Mallika Chopra is the Founder and CEO of Intent.com, a website where people can share their intentional living with the world. Struggling with living intentionally herself, she decided to explore intentional living and started this book, Living with Intent: My Somewhat Messy Journey to Purpose, Peace, and Joy.
Like any busy mother having anxiety with balancing work, marriage, friendships, children, health, and spirituality, Mallika Chopra was searching for ways to find more balance in her life. She had previously written works based on things that she was struggling with so why should intentional living be any different?
She's definitely her father's daughter in some ways, but I found her writing a breath of fresh air and very different from her father, the famed proponent of meditation, Deepak Chopra. Mallika doesn't try to stay away from being his daughter in her book, and quotes him, and little anecdotes of growing up with him as her father, are interspersed throughout the book. I also actually appreciated that she used her connections via her father to get more information for this book from people like Eckhart Tolle and Dr. Andrew Weil, because, why not? These are people who are some of the foremost thinkers in the world on living healthy, intentional, mindful lives.
I found this book to be part workbook, part instructional guide, part autobiography, and part investigative research into intentional living. I'm honestly only halfway through it and I have found it invaluable and relatable.
The chapters of the book follow the acronym of INTENT, after chapter one which is a quasi introductory/purpose chapter.

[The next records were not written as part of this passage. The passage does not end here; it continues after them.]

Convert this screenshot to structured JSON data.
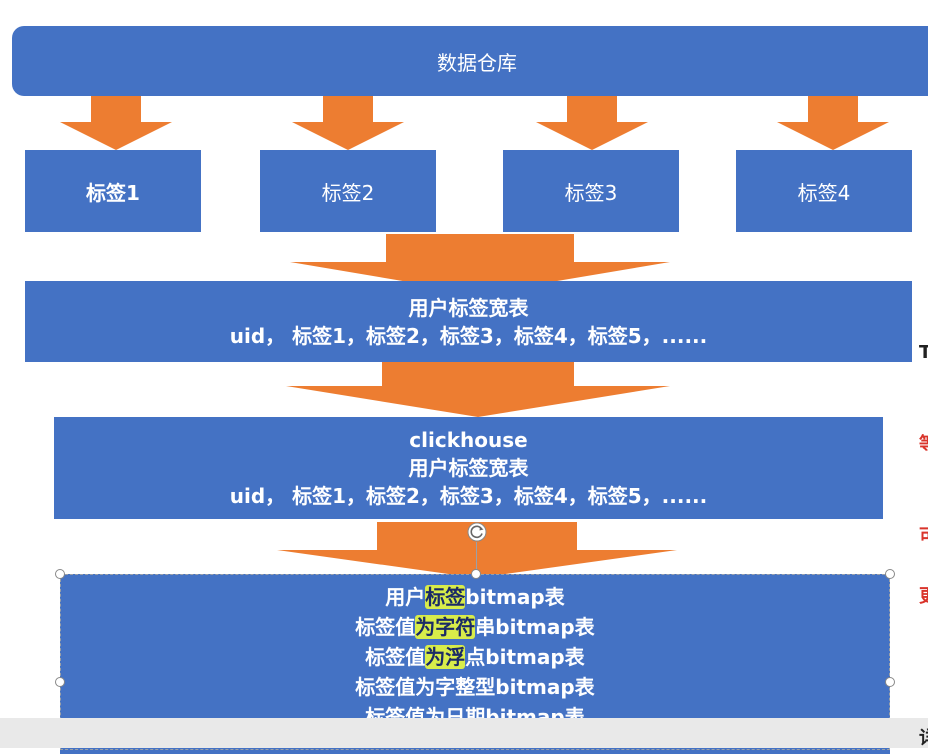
{
  "diagram": {
    "warehouse": "数据仓库",
    "tags": [
      "标签1",
      "标签2",
      "标签3",
      "标签4"
    ],
    "wide_table": {
      "title": "用户标签宽表",
      "columns": "uid， 标签1，标签2，标签3，标签4，标签5，......"
    },
    "clickhouse_table": {
      "engine": "clickhouse",
      "title": "用户标签宽表",
      "columns": "uid， 标签1，标签2，标签3，标签4，标签5，......"
    },
    "bitmap_table": {
      "line1_pre": "用户",
      "line1_hl": "标签",
      "line1_post": "bitmap表",
      "line2_pre": "标签值",
      "line2_hl": "为字符",
      "line2_post": "串bitmap表",
      "line3_pre": "标签值",
      "line3_hl": "为浮",
      "line3_post": "点bitmap表",
      "line4": "标签值为字整型bitmap表",
      "line5": "标签值为日期bitmap表"
    }
  },
  "colors": {
    "box_fill": "#4472c4",
    "arrow_fill": "#ed7d31",
    "highlight": "#d8ec4a",
    "edge_red": "#d9342b"
  },
  "edge": {
    "glyph_1": "T",
    "glyph_2": "等",
    "glyph_3": "可",
    "glyph_4": "更",
    "glyph_5": "详"
  }
}
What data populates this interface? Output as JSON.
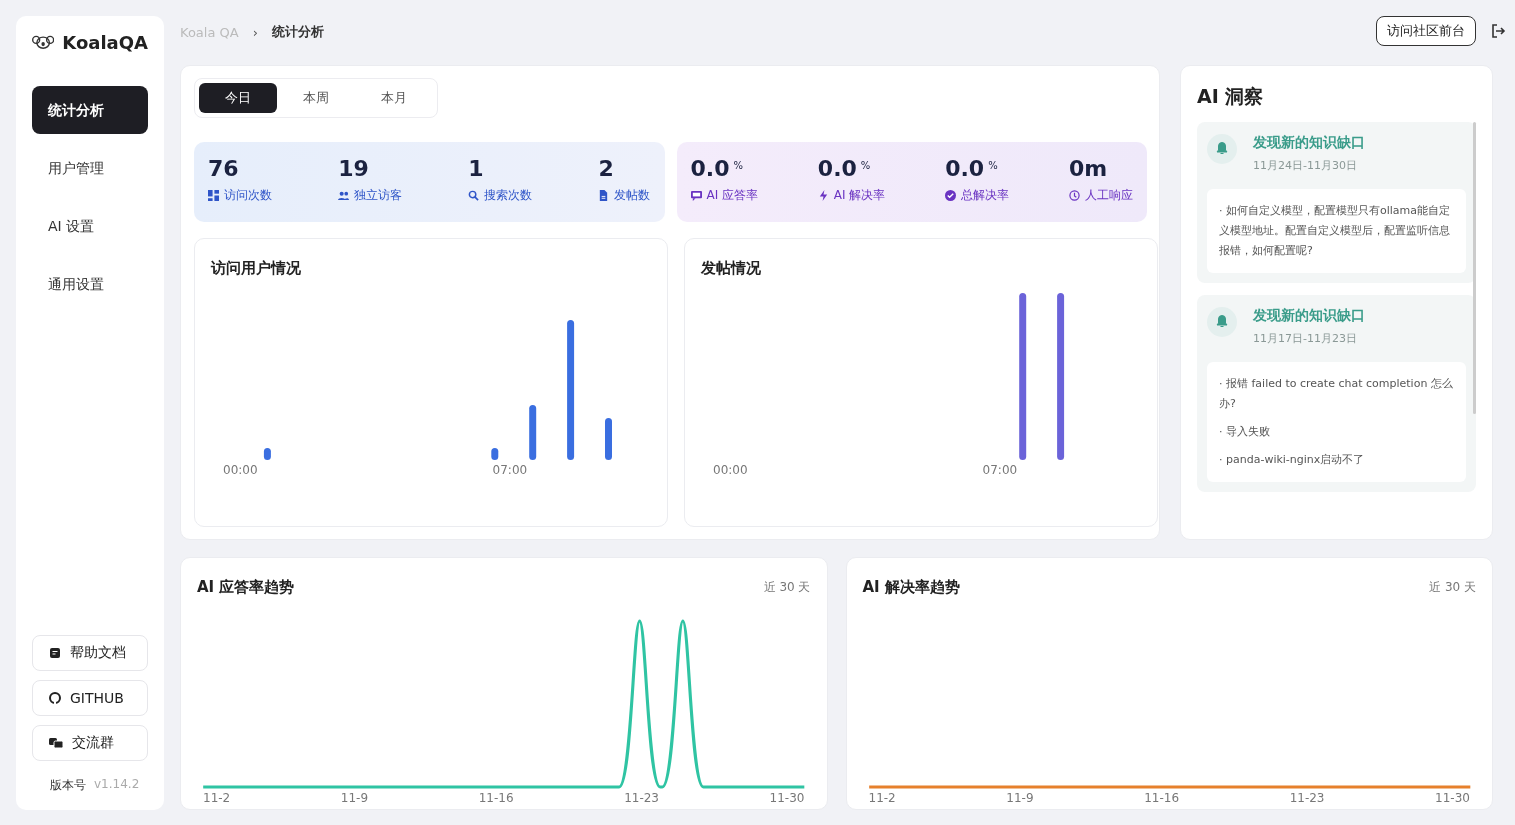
{
  "sidebar": {
    "logo": "KoalaQA",
    "items": [
      {
        "label": "统计分析",
        "selected": true
      },
      {
        "label": "用户管理",
        "selected": false
      },
      {
        "label": "AI 设置",
        "selected": false
      },
      {
        "label": "通用设置",
        "selected": false
      }
    ],
    "links": [
      "帮助文档",
      "GITHUB",
      "交流群"
    ],
    "version_label": "版本号",
    "version": "v1.14.2"
  },
  "breadcrumb": [
    "Koala QA",
    "统计分析"
  ],
  "breadcrumb_separator": "›",
  "top_button": "访问社区前台",
  "tabs": [
    {
      "label": "今日",
      "selected": true
    },
    {
      "label": "本周",
      "selected": false
    },
    {
      "label": "本月",
      "selected": false
    }
  ],
  "stat_groups": [
    {
      "kind": "traffic",
      "stats": [
        {
          "value": "76",
          "label": "访问次数"
        },
        {
          "value": "19",
          "label": "独立访客"
        },
        {
          "value": "1",
          "label": "搜索次数"
        },
        {
          "value": "2",
          "label": "发帖数"
        }
      ]
    },
    {
      "kind": "ai",
      "stats": [
        {
          "value": "0.0",
          "unit": "%",
          "label": "AI 应答率"
        },
        {
          "value": "0.0",
          "unit": "%",
          "label": "AI 解决率"
        },
        {
          "value": "0.0",
          "unit": "%",
          "label": "总解决率"
        },
        {
          "value": "0m",
          "label": "人工响应"
        }
      ]
    }
  ],
  "hour_charts": [
    {
      "title": "访问用户情况",
      "x_labels": [
        "00:00",
        "07:00"
      ]
    },
    {
      "title": "发帖情况",
      "x_labels": [
        "00:00",
        "07:00"
      ]
    }
  ],
  "insights": {
    "title": "AI 洞察",
    "cards": [
      {
        "title": "发现新的知识缺口",
        "date": "11月24日-11月30日",
        "items": [
          "· 如何自定义模型，配置模型只有ollama能自定义模型地址。配置自定义模型后，配置监听信息报错，如何配置呢?"
        ]
      },
      {
        "title": "发现新的知识缺口",
        "date": "11月17日-11月23日",
        "items": [
          "· 报错 failed to create chat completion 怎么办?",
          "· 导入失败",
          "· panda-wiki-nginx启动不了"
        ]
      }
    ]
  },
  "trend_charts": [
    {
      "title": "AI 应答率趋势",
      "range": "近 30 天",
      "x_labels": [
        "11-2",
        "11-9",
        "11-16",
        "11-23",
        "11-30"
      ]
    },
    {
      "title": "AI 解决率趋势",
      "range": "近 30 天",
      "x_labels": [
        "11-2",
        "11-9",
        "11-16",
        "11-23",
        "11-30"
      ]
    }
  ]
}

And finally, chapter 8, Living with Intent. The end of the book has an afterward by her father, a cheat sheet, workbook style pages for My Intents, and a few other accompaniments to the idea of Intent.
Already, I would put this book in my top 5 for the year and I'm literally only halfway through it!

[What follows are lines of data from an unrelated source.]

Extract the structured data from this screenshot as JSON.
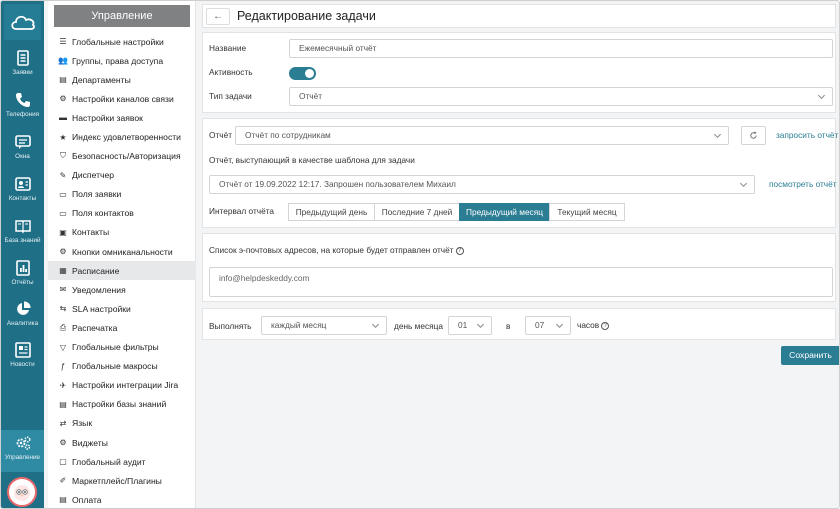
{
  "rail": {
    "items": [
      {
        "label": "Заявки",
        "icon": "tickets-icon"
      },
      {
        "label": "Телефония",
        "icon": "phone-icon"
      },
      {
        "label": "Окна",
        "icon": "chat-icon"
      },
      {
        "label": "Контакты",
        "icon": "contacts-icon"
      },
      {
        "label": "База знаний",
        "icon": "book-icon"
      },
      {
        "label": "Отчёты",
        "icon": "report-icon"
      },
      {
        "label": "Аналитика",
        "icon": "pie-chart-icon"
      },
      {
        "label": "Новости",
        "icon": "news-icon"
      },
      {
        "label": "Управление",
        "icon": "gears-icon"
      }
    ]
  },
  "menu": {
    "title": "Управление",
    "items": [
      "Глобальные настройки",
      "Группы, права доступа",
      "Департаменты",
      "Настройки каналов связи",
      "Настройки заявок",
      "Индекс удовлетворенности",
      "Безопасность/Авторизация",
      "Диспетчер",
      "Поля заявки",
      "Поля контактов",
      "Контакты",
      "Кнопки омниканальности",
      "Расписание",
      "Уведомления",
      "SLA настройки",
      "Распечатка",
      "Глобальные фильтры",
      "Глобальные макросы",
      "Настройки интеграции Jira",
      "Настройки базы знаний",
      "Язык",
      "Виджеты",
      "Глобальный аудит",
      "Маркетплейс/Плагины",
      "Оплата"
    ],
    "active_index": 12
  },
  "header": {
    "back": "←",
    "title": "Редактирование задачи"
  },
  "task": {
    "name_label": "Название",
    "name_value": "Ежемесячный отчёт",
    "active_label": "Активность",
    "type_label": "Тип задачи",
    "type_value": "Отчёт"
  },
  "report": {
    "report_label": "Отчёт",
    "report_value": "Отчёт по сотрудникам",
    "request_link": "запросить отчёт",
    "template_label": "Отчёт, выступающий в качестве шаблона для задачи",
    "template_value": "Отчёт от 19.09.2022 12:17. Запрошен пользователем Михаил",
    "view_link": "посмотреть отчёт",
    "interval_label": "Интервал отчёта",
    "intervals": [
      "Предыдущий день",
      "Последние 7 дней",
      "Предыдущий месяц",
      "Текущий месяц"
    ],
    "active_interval": 2
  },
  "emails": {
    "label": "Список э-почтовых адресов, на которые будет отправлен отчёт",
    "help": "?",
    "value": "info@helpdeskeddy.com"
  },
  "schedule": {
    "run_label": "Выполнять",
    "frequency": "каждый месяц",
    "day_label": "день месяца",
    "day_value": "01",
    "at_label": "в",
    "hour_value": "07",
    "hours_label": "часов",
    "help": "?"
  },
  "actions": {
    "save": "Сохранить"
  },
  "colors": {
    "rail": "#1f6f87",
    "accent": "#2b7d94",
    "menu_header": "#7f8183"
  }
}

Now that I'm finished with the book (I wrote the above paragraph when the thoughts on the first half were fresh in my mind and HAD to get them down). I still love this book. I loved that she didn't shy away from her concerns with raising children in a more American world from her upbringing. As someone mixed, I've definitely struggled with finding my place among my father's White family, and my mother's Hispanic and Native American world. I love that she also vocalizes that, yeah, she knows she's been privileged in a lot of ways but that she also does not have to follow in her famous father's footsteps in order to matter! I think a lot of us feel like in order to make a difference, we have to do something big and bold.
Things I'm implementing because of this book? Setting intentions in my life. I've always just said "I'll do that eventually" without actually putting more thought into it than that and getting mad about it later when I didn't do ANY of it.
I'm using a notebook I had sitting empty that I had started journaling in and didn't do much with to write down times I've done meditation, and how I felt before and afterwards. I'm also using it to jot down intentions for my life. And likely, some of it will appear on here.
This will be a book I hold on to, reread (especially the guidance sections at the end of each chapter), and recommend to others.